• **Records**
·····

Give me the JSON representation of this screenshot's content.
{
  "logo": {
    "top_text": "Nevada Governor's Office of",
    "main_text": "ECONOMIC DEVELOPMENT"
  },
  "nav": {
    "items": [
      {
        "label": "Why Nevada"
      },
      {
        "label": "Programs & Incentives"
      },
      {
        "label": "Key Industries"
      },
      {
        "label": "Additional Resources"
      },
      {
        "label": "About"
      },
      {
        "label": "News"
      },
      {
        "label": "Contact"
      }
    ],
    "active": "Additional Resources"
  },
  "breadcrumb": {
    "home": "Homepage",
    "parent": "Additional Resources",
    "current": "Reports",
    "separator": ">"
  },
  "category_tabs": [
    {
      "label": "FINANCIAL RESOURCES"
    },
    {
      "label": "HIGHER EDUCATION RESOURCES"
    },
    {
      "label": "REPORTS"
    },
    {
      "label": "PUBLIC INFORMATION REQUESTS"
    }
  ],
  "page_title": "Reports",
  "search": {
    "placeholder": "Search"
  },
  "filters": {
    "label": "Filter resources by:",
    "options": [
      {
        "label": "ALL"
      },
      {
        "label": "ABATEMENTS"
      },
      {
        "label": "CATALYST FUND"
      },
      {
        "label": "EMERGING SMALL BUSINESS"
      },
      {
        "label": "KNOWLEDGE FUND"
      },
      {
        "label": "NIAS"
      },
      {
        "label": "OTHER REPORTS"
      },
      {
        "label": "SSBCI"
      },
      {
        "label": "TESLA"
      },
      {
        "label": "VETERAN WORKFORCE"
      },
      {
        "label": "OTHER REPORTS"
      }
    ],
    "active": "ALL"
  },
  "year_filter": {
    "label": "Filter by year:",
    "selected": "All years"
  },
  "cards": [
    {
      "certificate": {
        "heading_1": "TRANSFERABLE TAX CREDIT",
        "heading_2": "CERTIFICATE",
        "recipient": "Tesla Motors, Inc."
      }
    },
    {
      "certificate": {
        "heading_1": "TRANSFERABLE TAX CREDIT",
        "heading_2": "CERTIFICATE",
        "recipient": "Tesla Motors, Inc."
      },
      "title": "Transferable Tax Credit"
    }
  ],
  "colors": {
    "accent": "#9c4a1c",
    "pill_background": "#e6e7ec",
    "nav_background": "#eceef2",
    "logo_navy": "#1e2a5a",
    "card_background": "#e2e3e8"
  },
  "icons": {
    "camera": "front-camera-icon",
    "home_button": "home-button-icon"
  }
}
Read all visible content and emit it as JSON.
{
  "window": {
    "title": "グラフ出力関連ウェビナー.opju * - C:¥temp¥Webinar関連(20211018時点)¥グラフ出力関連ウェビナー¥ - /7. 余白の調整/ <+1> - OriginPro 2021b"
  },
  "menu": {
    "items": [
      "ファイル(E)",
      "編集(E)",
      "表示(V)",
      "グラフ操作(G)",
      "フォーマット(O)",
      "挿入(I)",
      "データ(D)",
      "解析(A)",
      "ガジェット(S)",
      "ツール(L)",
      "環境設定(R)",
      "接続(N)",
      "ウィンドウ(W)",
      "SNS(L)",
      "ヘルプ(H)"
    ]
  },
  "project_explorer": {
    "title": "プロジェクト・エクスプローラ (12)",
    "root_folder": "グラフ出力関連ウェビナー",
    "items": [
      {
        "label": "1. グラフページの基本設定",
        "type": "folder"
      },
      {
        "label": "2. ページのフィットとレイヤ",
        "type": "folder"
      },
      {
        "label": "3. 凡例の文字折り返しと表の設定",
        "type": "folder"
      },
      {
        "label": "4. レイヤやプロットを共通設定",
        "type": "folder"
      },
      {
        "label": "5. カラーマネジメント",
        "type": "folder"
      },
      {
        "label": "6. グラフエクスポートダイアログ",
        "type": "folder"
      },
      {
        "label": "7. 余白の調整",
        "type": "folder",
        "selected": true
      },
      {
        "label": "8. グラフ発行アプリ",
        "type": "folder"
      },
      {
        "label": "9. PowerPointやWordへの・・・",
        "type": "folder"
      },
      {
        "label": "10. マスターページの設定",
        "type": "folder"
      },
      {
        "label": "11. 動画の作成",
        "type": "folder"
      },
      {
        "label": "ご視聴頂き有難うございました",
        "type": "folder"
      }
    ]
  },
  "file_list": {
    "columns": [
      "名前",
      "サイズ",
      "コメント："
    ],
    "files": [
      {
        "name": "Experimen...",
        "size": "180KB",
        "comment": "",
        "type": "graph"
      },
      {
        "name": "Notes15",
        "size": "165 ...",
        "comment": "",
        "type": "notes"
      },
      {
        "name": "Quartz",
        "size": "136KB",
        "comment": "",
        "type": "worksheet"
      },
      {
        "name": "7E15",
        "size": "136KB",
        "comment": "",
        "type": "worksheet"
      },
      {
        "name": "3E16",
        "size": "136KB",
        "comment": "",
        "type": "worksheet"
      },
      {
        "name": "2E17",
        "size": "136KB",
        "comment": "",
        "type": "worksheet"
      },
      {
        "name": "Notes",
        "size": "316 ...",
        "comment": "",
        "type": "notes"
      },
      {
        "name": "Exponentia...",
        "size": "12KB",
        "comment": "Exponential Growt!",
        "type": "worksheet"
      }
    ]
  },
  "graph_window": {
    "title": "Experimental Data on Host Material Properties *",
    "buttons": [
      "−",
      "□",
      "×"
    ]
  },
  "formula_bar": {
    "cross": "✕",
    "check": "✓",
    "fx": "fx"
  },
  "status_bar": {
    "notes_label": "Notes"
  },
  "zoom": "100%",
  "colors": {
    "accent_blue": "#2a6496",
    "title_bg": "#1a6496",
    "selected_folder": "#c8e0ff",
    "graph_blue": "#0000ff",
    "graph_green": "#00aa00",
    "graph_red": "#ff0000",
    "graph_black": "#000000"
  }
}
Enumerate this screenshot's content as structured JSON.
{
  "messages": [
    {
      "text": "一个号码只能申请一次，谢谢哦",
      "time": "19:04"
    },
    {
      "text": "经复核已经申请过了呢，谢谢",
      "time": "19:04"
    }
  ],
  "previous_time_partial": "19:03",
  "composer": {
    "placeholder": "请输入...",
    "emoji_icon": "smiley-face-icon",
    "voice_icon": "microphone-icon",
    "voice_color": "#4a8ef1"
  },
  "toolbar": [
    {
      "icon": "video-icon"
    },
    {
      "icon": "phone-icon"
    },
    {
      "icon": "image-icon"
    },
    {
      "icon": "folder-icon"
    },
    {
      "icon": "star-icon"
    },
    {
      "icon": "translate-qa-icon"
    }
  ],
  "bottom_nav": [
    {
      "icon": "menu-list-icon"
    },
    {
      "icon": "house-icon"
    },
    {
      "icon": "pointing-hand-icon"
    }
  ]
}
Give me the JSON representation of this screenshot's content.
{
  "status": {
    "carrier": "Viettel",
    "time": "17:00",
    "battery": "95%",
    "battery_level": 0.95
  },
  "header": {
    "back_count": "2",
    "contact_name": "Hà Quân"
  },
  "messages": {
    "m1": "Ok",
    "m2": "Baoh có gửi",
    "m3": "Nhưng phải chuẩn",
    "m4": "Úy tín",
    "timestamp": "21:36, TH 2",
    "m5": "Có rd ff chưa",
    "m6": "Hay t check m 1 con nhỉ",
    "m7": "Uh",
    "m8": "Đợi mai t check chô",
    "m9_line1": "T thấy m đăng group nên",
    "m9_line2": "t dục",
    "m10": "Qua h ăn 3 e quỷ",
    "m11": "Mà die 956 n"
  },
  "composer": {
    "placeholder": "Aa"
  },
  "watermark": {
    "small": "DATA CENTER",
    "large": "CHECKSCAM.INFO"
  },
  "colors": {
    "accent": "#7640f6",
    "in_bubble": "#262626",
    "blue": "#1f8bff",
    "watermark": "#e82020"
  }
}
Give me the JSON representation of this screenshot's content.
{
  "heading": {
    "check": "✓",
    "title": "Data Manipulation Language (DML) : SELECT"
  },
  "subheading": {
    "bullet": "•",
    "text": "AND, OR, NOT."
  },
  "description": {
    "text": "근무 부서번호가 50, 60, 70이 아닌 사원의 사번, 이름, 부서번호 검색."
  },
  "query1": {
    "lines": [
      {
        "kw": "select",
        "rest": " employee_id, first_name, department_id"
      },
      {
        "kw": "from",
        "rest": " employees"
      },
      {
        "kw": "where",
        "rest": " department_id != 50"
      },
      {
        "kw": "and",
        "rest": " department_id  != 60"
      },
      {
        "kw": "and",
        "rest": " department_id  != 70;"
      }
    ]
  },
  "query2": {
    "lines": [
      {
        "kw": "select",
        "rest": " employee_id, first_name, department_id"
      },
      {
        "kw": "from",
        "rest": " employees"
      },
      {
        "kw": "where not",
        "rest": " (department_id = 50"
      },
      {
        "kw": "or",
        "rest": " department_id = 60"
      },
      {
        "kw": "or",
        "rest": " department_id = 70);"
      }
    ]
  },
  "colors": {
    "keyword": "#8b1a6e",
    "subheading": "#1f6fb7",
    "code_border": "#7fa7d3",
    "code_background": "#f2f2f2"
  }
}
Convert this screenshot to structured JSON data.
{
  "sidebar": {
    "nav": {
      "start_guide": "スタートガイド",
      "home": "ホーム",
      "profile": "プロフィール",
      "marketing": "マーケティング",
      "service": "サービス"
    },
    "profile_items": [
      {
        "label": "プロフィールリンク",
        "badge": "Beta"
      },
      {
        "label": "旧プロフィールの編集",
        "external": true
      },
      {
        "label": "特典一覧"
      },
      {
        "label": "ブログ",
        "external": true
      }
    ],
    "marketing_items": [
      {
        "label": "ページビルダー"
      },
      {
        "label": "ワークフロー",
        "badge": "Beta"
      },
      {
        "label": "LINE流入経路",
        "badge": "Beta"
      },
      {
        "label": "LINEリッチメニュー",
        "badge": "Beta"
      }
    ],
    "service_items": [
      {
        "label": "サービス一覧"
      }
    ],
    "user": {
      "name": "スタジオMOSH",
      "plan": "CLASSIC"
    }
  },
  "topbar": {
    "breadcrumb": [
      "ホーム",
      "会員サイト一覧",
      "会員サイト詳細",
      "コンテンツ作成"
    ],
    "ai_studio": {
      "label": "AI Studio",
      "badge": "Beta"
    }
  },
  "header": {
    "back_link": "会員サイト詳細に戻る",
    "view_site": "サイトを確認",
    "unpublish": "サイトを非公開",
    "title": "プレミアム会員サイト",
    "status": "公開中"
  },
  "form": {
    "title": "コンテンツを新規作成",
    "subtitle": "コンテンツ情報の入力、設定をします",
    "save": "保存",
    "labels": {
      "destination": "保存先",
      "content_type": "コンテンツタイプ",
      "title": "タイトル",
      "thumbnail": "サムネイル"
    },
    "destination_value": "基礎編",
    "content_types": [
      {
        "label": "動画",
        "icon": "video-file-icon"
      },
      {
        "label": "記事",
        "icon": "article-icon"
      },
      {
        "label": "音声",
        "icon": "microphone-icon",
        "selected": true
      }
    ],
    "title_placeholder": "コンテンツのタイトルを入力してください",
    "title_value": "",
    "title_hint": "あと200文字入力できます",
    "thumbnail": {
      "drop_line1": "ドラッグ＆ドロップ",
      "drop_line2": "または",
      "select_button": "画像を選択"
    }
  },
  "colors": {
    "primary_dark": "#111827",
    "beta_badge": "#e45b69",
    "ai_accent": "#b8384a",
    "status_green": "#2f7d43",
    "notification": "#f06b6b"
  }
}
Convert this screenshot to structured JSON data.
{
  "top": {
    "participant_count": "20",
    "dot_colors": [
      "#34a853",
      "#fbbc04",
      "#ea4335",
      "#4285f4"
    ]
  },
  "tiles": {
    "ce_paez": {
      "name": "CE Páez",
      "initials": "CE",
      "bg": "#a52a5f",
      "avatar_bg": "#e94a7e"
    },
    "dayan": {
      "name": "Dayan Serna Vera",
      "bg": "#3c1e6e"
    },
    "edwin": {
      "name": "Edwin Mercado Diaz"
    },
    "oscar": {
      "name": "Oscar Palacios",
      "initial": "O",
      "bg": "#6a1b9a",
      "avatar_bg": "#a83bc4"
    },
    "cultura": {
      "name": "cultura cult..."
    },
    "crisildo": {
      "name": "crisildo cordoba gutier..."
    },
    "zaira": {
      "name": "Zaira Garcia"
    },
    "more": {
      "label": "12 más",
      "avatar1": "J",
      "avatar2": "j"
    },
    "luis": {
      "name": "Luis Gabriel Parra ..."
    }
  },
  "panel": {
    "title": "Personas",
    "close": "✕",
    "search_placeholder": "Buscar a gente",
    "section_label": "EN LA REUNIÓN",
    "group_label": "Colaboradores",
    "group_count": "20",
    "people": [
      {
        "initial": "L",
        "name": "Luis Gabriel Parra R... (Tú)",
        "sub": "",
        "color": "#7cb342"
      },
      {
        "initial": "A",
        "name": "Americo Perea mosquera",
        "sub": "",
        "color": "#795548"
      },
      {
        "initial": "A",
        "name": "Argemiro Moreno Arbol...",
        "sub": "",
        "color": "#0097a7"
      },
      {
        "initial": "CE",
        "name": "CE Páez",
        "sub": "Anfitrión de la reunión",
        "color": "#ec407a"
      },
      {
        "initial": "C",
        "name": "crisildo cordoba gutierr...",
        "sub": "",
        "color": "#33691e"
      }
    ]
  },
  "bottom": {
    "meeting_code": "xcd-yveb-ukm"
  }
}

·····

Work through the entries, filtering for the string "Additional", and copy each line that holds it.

• **Output**
        "label": "Additional Resources"
    "active": "Additional Resources"
    "parent": "Additional Resources",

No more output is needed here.